Home Culture Outrage Culture and Marijuana Collide

Outrage Culture and Marijuana Collide


As I’ve said many times before, no single thing has been more responsible for the advancement of marijuana law reform in the United States than the Internet. The ability to organize and share information on a global scale – and in an incredibly short amount of time – has been the game-changer activists needed to force real policy changes.

But like most things – especially things that are done on a massive scale, like the Internet – there are drawbacks. Since billions of people contribute to the cloud of thoughts, ideas, jokes, etc. that populate the net every day, you don’t have to look long to find every imaginable take and opinion on every single subject in existence. By giving everyone a voice, social media has done much to accelerate this phenomenon.

Things people would never say to someone’s face get immediately posted and directed at others on social media. A hundred likes on a meme can make someone feel like a poet/philosopher of respectable proportions, someone people should take notice of and listen to.

In this milieu has grown a certain segment of the population often referred to as “outrage culture”. As the “culture” moniker implies, this is not a static group of people, but an ever-shifting amalgam of offended and outraged individuals that come together in different combinations depending on the issue they are outraged about.

For example, those who are outraged by a story on abortion are not going to be the same people who are outraged by a court ruling on Native American lands and so on. And this is not to say that outrage doesn’t have its place; it is an emotion that has caused many things to change across human history. My point is that every single thing that happens anywhere may not rise to the level of someone needing to express their outrage about it.

The marijuana law reform community itself is not immune from being attacked by outrage culture, and it is not exempt from becoming part of that culture either. Whether it’s people “dragging” Senator Kamala Harris on Twitter for an admittedly silly lie about getting high and listening to Tupac in college or people having a meltdown over Miley Cyrus’ mom being shown in a picture with a bunch of bags of marijuana, there is sometimes no telling what direction outrage will come from.

In the case of Tish Cyrus, the outrage was used by some to raise awareness on the very real issue of people still being criminalized for cannabis. Some commentators seemed to imply that the picture itself was an affront to those who have been jailed on cannabis offenses, while others simply used the picture to highlight certain distinctions drawn in our criminal justice system.

And then another group of outraged people used the picture to claim it as some sort of proof of degeneracy inherent in the Cyrus family that has led to their unleashing of horrible children on society. “No wonder why your children are so stupid to take drugs, because you are a stupid role model,” one moron commented. “The police should put you and your family in prison.”

As I said, the Internet is so big that the entire spectrum of opinion is available to see and critique.

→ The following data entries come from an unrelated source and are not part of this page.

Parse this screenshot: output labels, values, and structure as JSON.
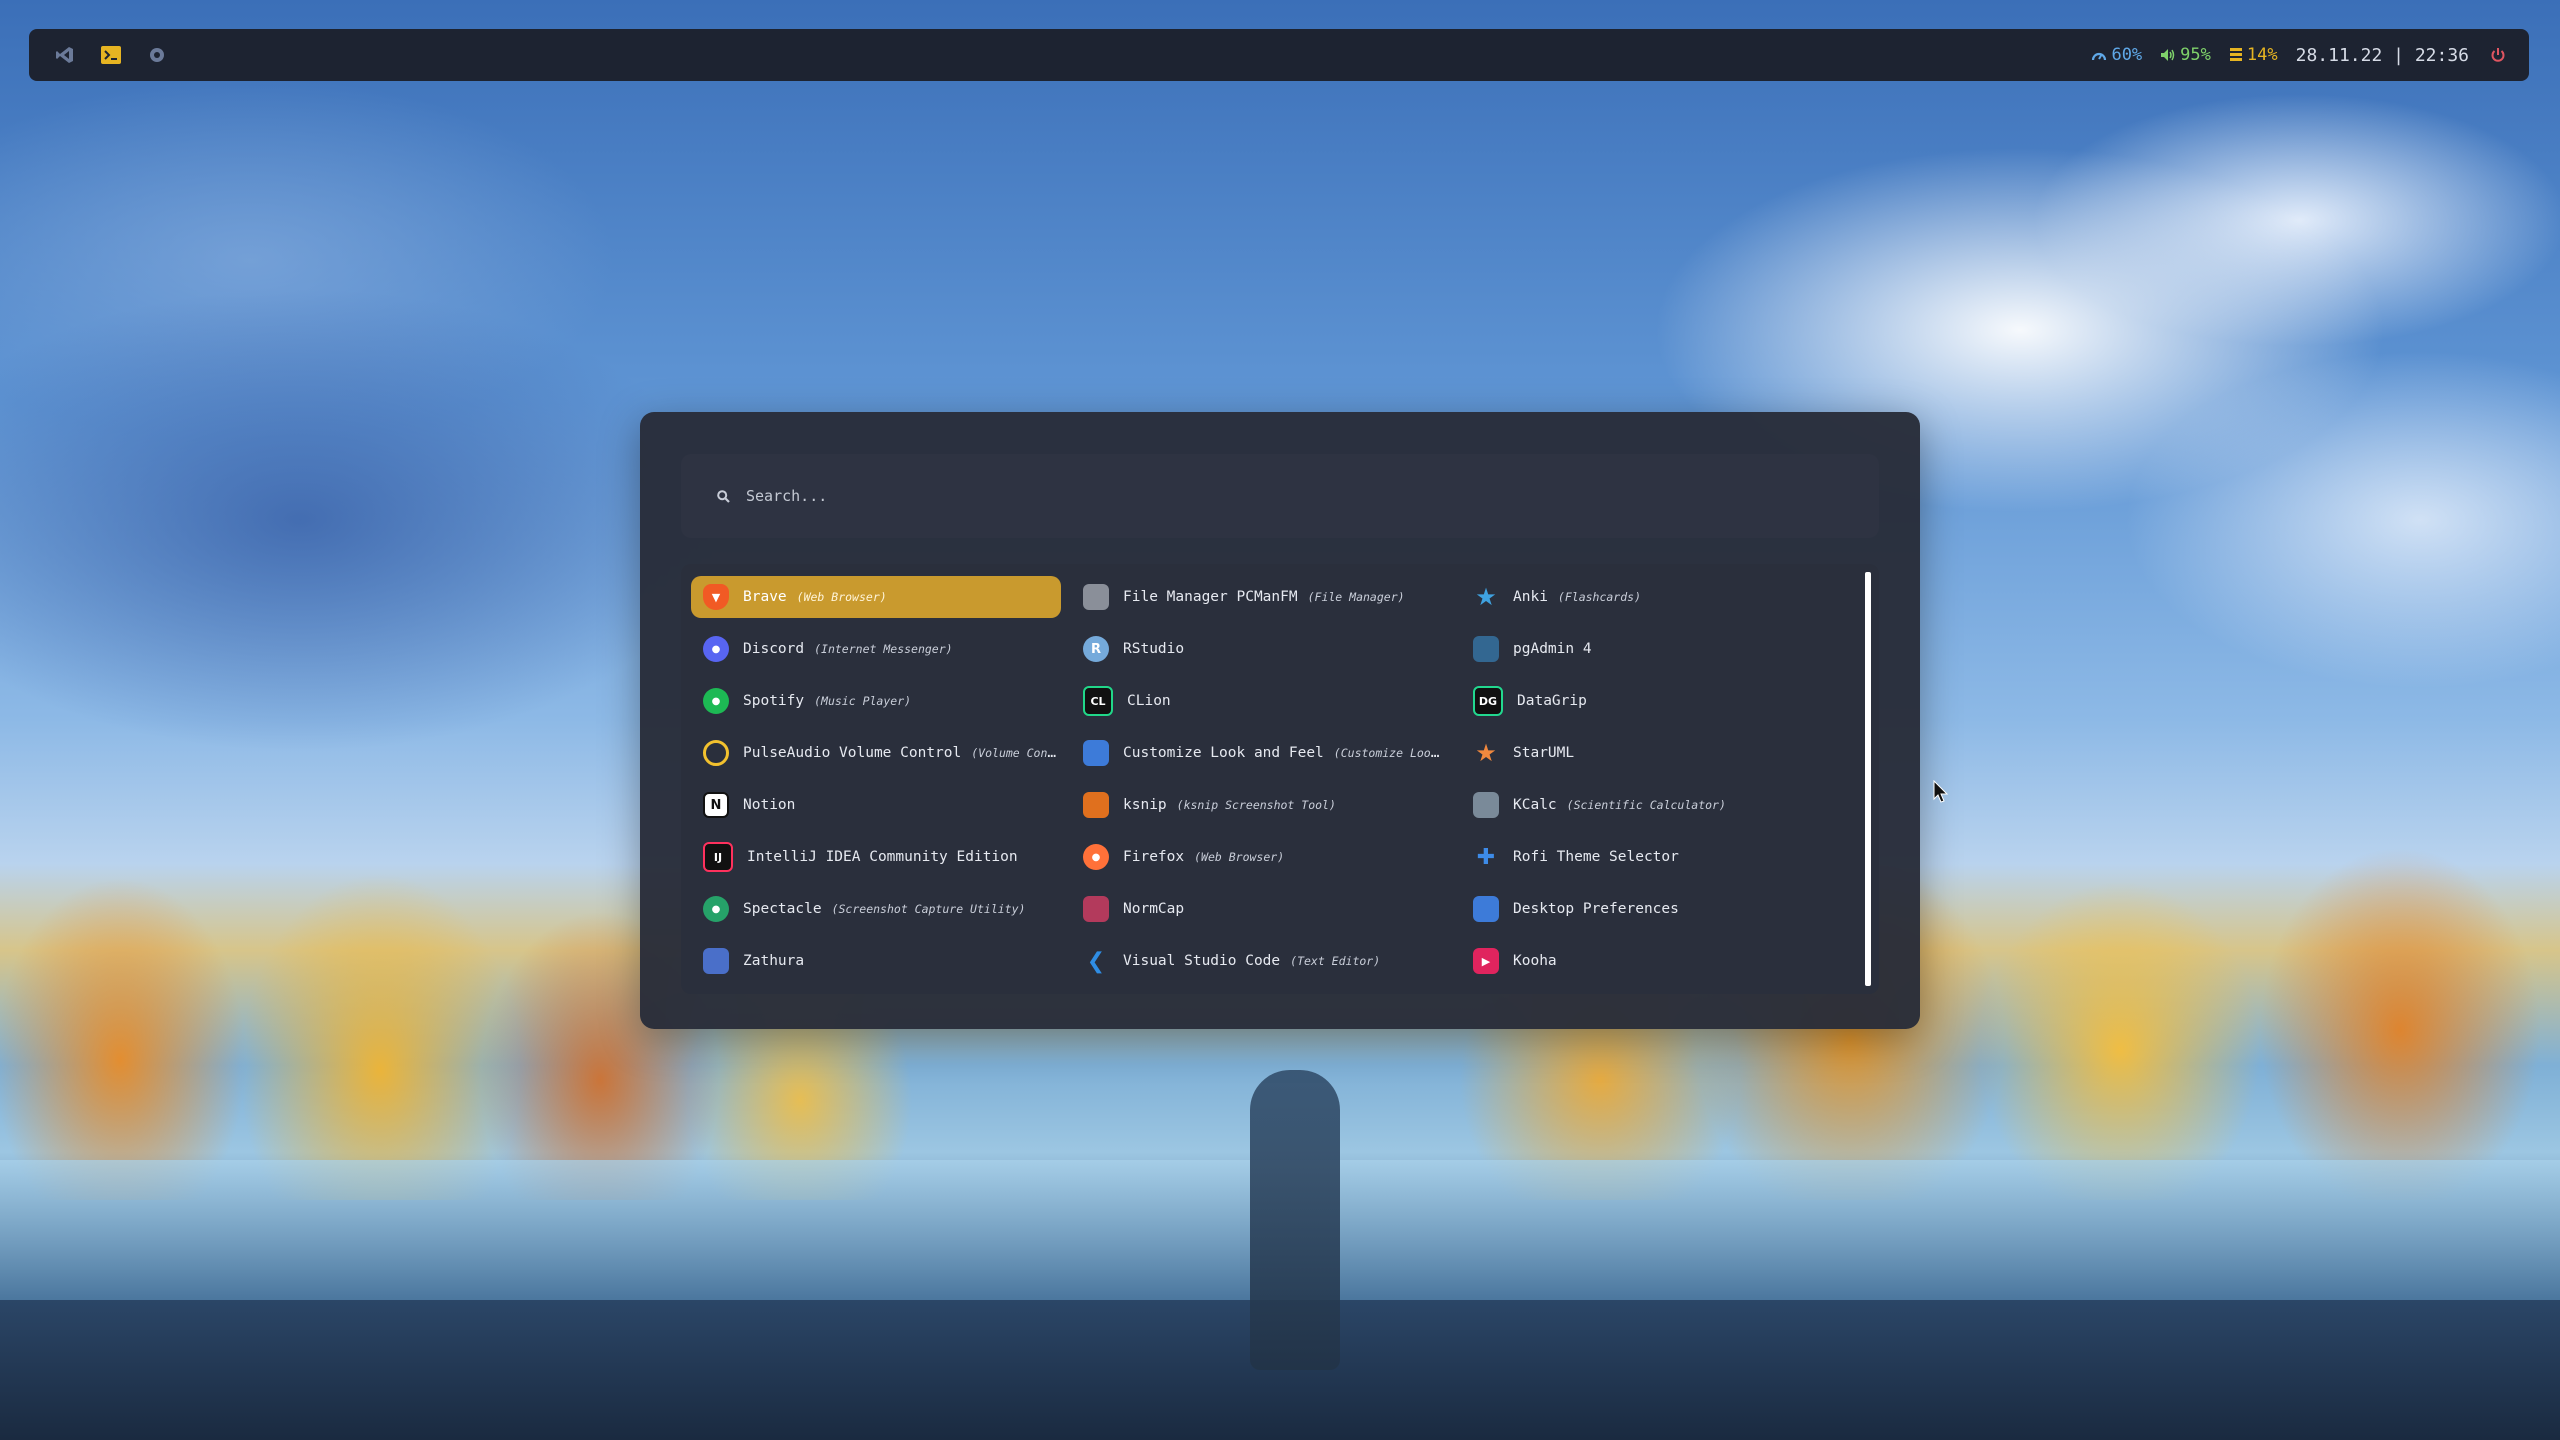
{
  "topbar": {
    "left_icons": [
      "vscode-icon",
      "terminal-icon",
      "circle-icon"
    ],
    "cpu": "60%",
    "volume": "95%",
    "battery": "14%",
    "datetime": "28.11.22 | 22:36"
  },
  "launcher": {
    "search_placeholder": "Search...",
    "columns": [
      [
        {
          "name": "Brave",
          "comment": "(Web Browser)",
          "icon": "brave-icon",
          "color": "#f15a24",
          "selected": true
        },
        {
          "name": "Discord",
          "comment": "(Internet Messenger)",
          "icon": "discord-icon",
          "color": "#5865f2"
        },
        {
          "name": "Spotify",
          "comment": "(Music Player)",
          "icon": "spotify-icon",
          "color": "#1db954"
        },
        {
          "name": "PulseAudio Volume Control",
          "comment": "(Volume Contro…",
          "icon": "pulseaudio-icon",
          "color": "#f2c12e"
        },
        {
          "name": "Notion",
          "comment": "",
          "icon": "notion-icon",
          "color": "#ffffff"
        },
        {
          "name": "IntelliJ IDEA Community Edition",
          "comment": "",
          "icon": "intellij-icon",
          "color": "#fe315d"
        },
        {
          "name": "Spectacle",
          "comment": "(Screenshot Capture Utility)",
          "icon": "spectacle-icon",
          "color": "#26a269"
        },
        {
          "name": "Zathura",
          "comment": "",
          "icon": "zathura-icon",
          "color": "#4a6fc9"
        }
      ],
      [
        {
          "name": "File Manager PCManFM",
          "comment": "(File Manager)",
          "icon": "file-manager-icon",
          "color": "#8a8f99"
        },
        {
          "name": "RStudio",
          "comment": "",
          "icon": "rstudio-icon",
          "color": "#75aadb"
        },
        {
          "name": "CLion",
          "comment": "",
          "icon": "clion-icon",
          "color": "#21d789"
        },
        {
          "name": "Customize Look and Feel",
          "comment": "(Customize Look …",
          "icon": "appearance-icon",
          "color": "#3d7bd9"
        },
        {
          "name": "ksnip",
          "comment": "(ksnip Screenshot Tool)",
          "icon": "ksnip-icon",
          "color": "#e0701e"
        },
        {
          "name": "Firefox",
          "comment": "(Web Browser)",
          "icon": "firefox-icon",
          "color": "#ff7139"
        },
        {
          "name": "NormCap",
          "comment": "",
          "icon": "normcap-icon",
          "color": "#b33a5c"
        },
        {
          "name": "Visual Studio Code",
          "comment": "(Text Editor)",
          "icon": "vscode-icon",
          "color": "#2f8de4"
        }
      ],
      [
        {
          "name": "Anki",
          "comment": "(Flashcards)",
          "icon": "anki-icon",
          "color": "#3fa2e0"
        },
        {
          "name": "pgAdmin 4",
          "comment": "",
          "icon": "pgadmin-icon",
          "color": "#336791"
        },
        {
          "name": "DataGrip",
          "comment": "",
          "icon": "datagrip-icon",
          "color": "#22d88f"
        },
        {
          "name": "StarUML",
          "comment": "",
          "icon": "staruml-icon",
          "color": "#f0883e"
        },
        {
          "name": "KCalc",
          "comment": "(Scientific Calculator)",
          "icon": "kcalc-icon",
          "color": "#7a8a99"
        },
        {
          "name": "Rofi Theme Selector",
          "comment": "",
          "icon": "puzzle-icon",
          "color": "#3d8be8"
        },
        {
          "name": "Desktop Preferences",
          "comment": "",
          "icon": "desktop-icon",
          "color": "#3d7bd9"
        },
        {
          "name": "Kooha",
          "comment": "",
          "icon": "kooha-icon",
          "color": "#e0245e"
        }
      ]
    ]
  }
}
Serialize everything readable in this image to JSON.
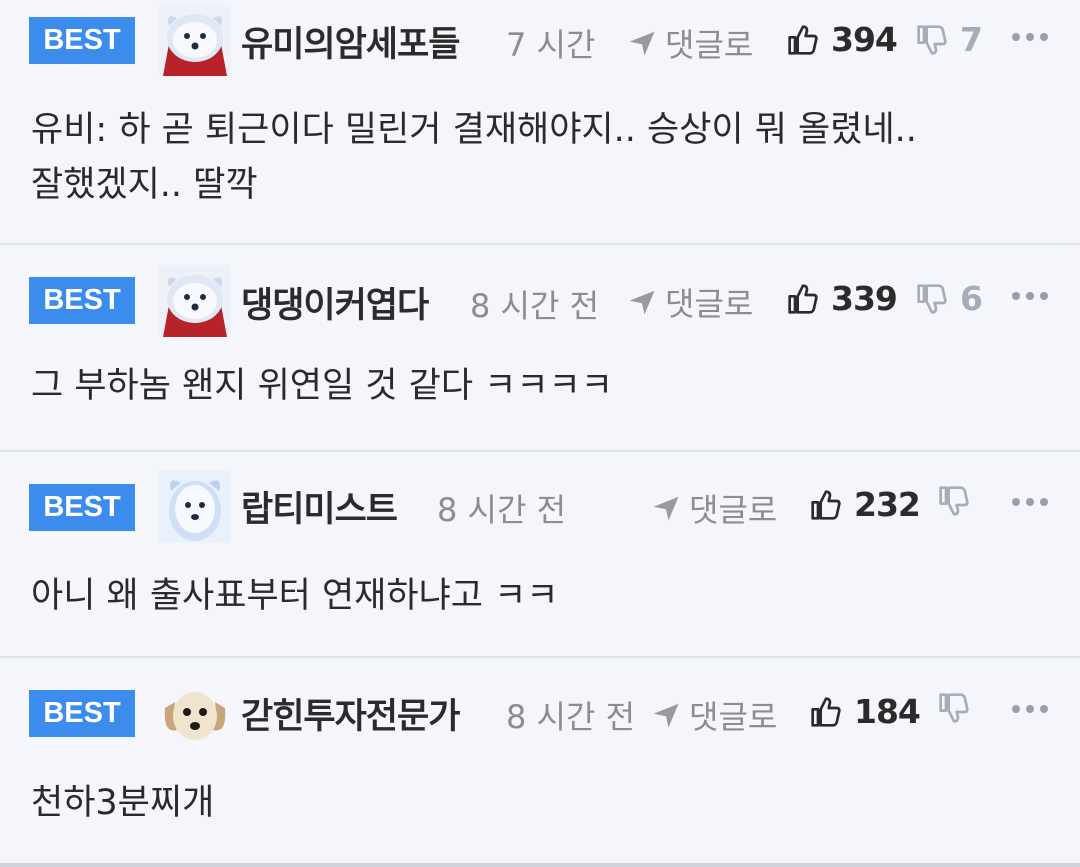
{
  "comments": [
    {
      "badge": "BEST",
      "nickname": "유미의암세포들",
      "time": "7 시간",
      "reply_label": "댓글로",
      "likes": "394",
      "dislikes": "7",
      "text": "유비: 하 곧 퇴근이다 밀린거 결재해야지.. 승상이 뭐 올렸네..\n잘했겠지.. 딸깍",
      "avatar_icon": "white-dog-caped-avatar-icon"
    },
    {
      "badge": "BEST",
      "nickname": "댕댕이커엽다",
      "time": "8 시간 전",
      "reply_label": "댓글로",
      "likes": "339",
      "dislikes": "6",
      "text": "그 부하놈 왠지 위연일 것 같다 ㅋㅋㅋㅋ",
      "avatar_icon": "white-dog-caped-avatar-icon"
    },
    {
      "badge": "BEST",
      "nickname": "랍티미스트",
      "time": "8 시간 전",
      "reply_label": "댓글로",
      "likes": "232",
      "dislikes": "",
      "text": "아니 왜 출사표부터 연재하냐고 ㅋㅋ",
      "avatar_icon": "white-dog-avatar-icon"
    },
    {
      "badge": "BEST",
      "nickname": "갇힌투자전문가",
      "time": "8 시간 전",
      "reply_label": "댓글로",
      "likes": "184",
      "dislikes": "",
      "text": "천하3분찌개",
      "avatar_icon": "puppy-face-avatar-icon"
    }
  ],
  "colors": {
    "badge": "#3c8ced",
    "background": "#f4f6fb",
    "muted": "#8d8d8d",
    "divider": "#dfe2ea"
  }
}
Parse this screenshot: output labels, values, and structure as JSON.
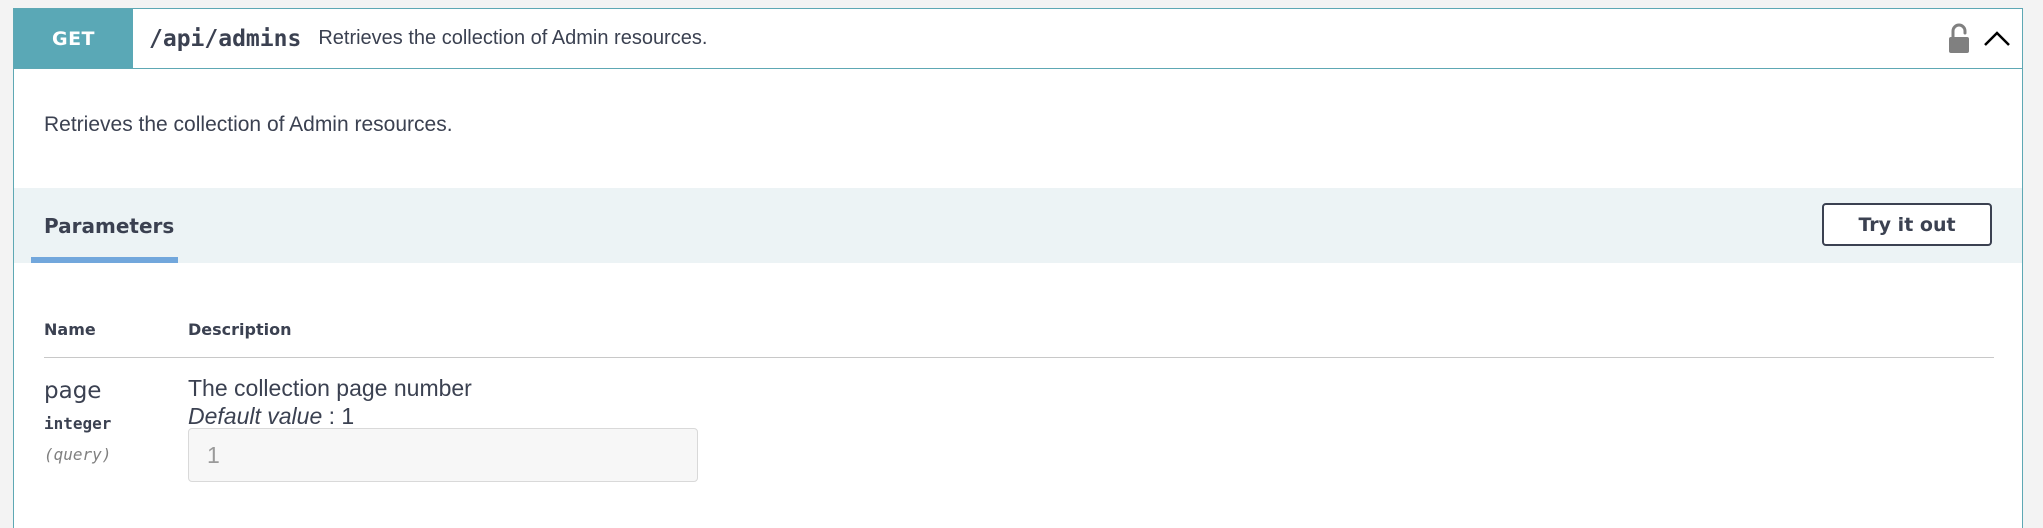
{
  "operation": {
    "method": "GET",
    "path": "/api/admins",
    "summary": "Retrieves the collection of Admin resources.",
    "description": "Retrieves the collection of Admin resources.",
    "method_color": "#5aa8b6",
    "icons": [
      "lock-icon",
      "chevron-up-icon"
    ]
  },
  "parameters_section": {
    "tab_label": "Parameters",
    "try_button_label": "Try it out",
    "columns": {
      "name": "Name",
      "description": "Description"
    }
  },
  "parameters": [
    {
      "name": "page",
      "type": "integer",
      "in": "(query)",
      "description": "The collection page number",
      "default_label": "Default value",
      "default_sep": " : ",
      "default_value": "1",
      "placeholder": "1",
      "value": ""
    }
  ]
}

But isn’t that all the more reason for every one of us to make an effort to calm our outrage over little things so that we don’t dilute the very notion of ‘outrage’ itself?